Most flippers don’t have to worry about capital gains tax, but it’s still worth mentioning. If you buy a property with the intent of renovating it and selling it, the CRA will see it as a business investment, thus making profits from the sale business income. However, if you buy a property and use it as a revenue stream (rent it), then sell it, you might get hit with capital gains tax. Here’s an example:
Jennifer buys property at $200,000 and makes $20,000 in upgrades. She then rents the property out for $1,500/mo. for 10 months while she lines up a buyer, generating $15,000 in revenue. She then sells the property to a private buyer for $235,000, for a total profit of $30,000 after upgrades and rental income. The profits are recognized as capital gains.
This is a big deal. The effective tax rate for capital gains is 50 percent, meaning you could ostensibly end up halving your profits! In the example above, that means pocketing just $15,000 of a $30,000 profit!
Thankfully, you can dispute the taxation of capital gains if you can prove the sale generated taxable business income. The simplest way to avoid this debacle is to stick to the flipping approach: don’t try to renovate; rent, then sell.
Is flipping worth it?
Many new real estate investors are disheartened after their first successful property flip. They generally make the flip with thin margins, making only a few thousand dollars off the deal. Then, they report the profits and pay taxes, leaving them with a seemingly insignificant amount for what feels like (and is) a lot of work.
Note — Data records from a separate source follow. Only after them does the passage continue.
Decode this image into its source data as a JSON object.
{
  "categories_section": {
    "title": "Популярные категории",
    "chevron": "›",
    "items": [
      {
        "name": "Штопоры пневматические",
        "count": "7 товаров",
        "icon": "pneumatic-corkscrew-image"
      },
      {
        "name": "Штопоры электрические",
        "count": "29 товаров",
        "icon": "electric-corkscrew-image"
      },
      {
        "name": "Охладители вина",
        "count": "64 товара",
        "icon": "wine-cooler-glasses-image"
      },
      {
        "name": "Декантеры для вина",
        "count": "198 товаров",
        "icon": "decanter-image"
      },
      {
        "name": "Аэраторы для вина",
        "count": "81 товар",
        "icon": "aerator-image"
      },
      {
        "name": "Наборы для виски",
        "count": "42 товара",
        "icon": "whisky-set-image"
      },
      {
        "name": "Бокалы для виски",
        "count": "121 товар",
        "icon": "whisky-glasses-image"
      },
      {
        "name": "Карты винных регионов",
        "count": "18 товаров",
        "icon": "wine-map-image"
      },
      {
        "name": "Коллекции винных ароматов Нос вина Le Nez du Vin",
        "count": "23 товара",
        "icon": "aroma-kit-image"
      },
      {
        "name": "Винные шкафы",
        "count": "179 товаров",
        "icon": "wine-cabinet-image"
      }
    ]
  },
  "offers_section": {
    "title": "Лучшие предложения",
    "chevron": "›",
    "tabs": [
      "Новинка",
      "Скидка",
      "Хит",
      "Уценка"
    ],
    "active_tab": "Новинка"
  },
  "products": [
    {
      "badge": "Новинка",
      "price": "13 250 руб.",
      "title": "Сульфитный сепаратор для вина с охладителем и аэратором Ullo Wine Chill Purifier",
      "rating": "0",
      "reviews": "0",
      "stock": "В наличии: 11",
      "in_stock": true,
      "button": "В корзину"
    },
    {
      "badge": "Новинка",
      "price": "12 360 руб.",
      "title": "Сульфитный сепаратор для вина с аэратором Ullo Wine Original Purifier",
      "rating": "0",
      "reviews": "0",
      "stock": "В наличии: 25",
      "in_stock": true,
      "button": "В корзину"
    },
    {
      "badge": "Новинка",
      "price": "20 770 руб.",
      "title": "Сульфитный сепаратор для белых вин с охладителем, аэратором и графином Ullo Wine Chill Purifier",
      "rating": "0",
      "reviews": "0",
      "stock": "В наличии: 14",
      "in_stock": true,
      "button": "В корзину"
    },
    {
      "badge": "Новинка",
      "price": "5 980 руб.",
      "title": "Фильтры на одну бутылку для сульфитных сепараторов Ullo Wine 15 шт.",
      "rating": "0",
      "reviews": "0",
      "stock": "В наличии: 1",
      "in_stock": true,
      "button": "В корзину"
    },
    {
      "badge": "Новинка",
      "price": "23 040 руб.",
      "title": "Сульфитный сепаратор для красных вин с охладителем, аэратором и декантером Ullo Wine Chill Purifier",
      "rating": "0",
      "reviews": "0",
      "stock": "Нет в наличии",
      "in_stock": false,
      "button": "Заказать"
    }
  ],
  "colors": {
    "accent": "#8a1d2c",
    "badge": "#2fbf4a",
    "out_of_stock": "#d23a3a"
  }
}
It can put a damper on the flipping approach.
Don’t give up! Any experienced flipper will tell you that $20,000+ flips don’t come around all too often. The real value from house flipping is in finding underpriced gems and having the resources to boost their value and flip them quickly. An eye for lucrative properties and the quickness to flip them are where the margins happen. And, like any investing modality, it takes time to be proficient in flipping.
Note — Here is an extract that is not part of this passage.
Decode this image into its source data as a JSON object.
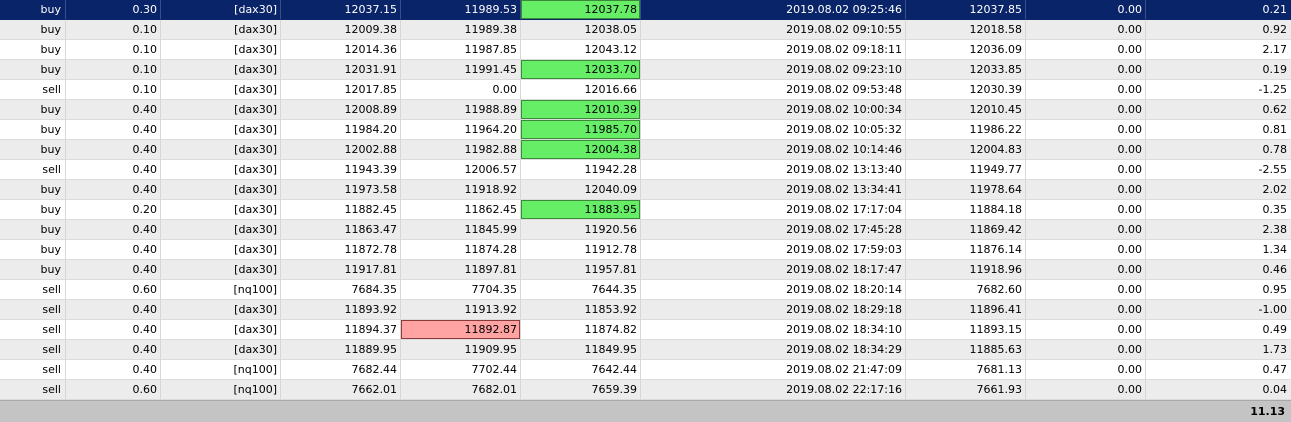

Before you invest the money in your first flip, run the numbers and look at what the margins are. What’s the maximum profit you think you can make, and what’s the minimum you need to make for this deal to make sense? Then, factor in taxes. Make sure everything adds up before you go all-in on a flip.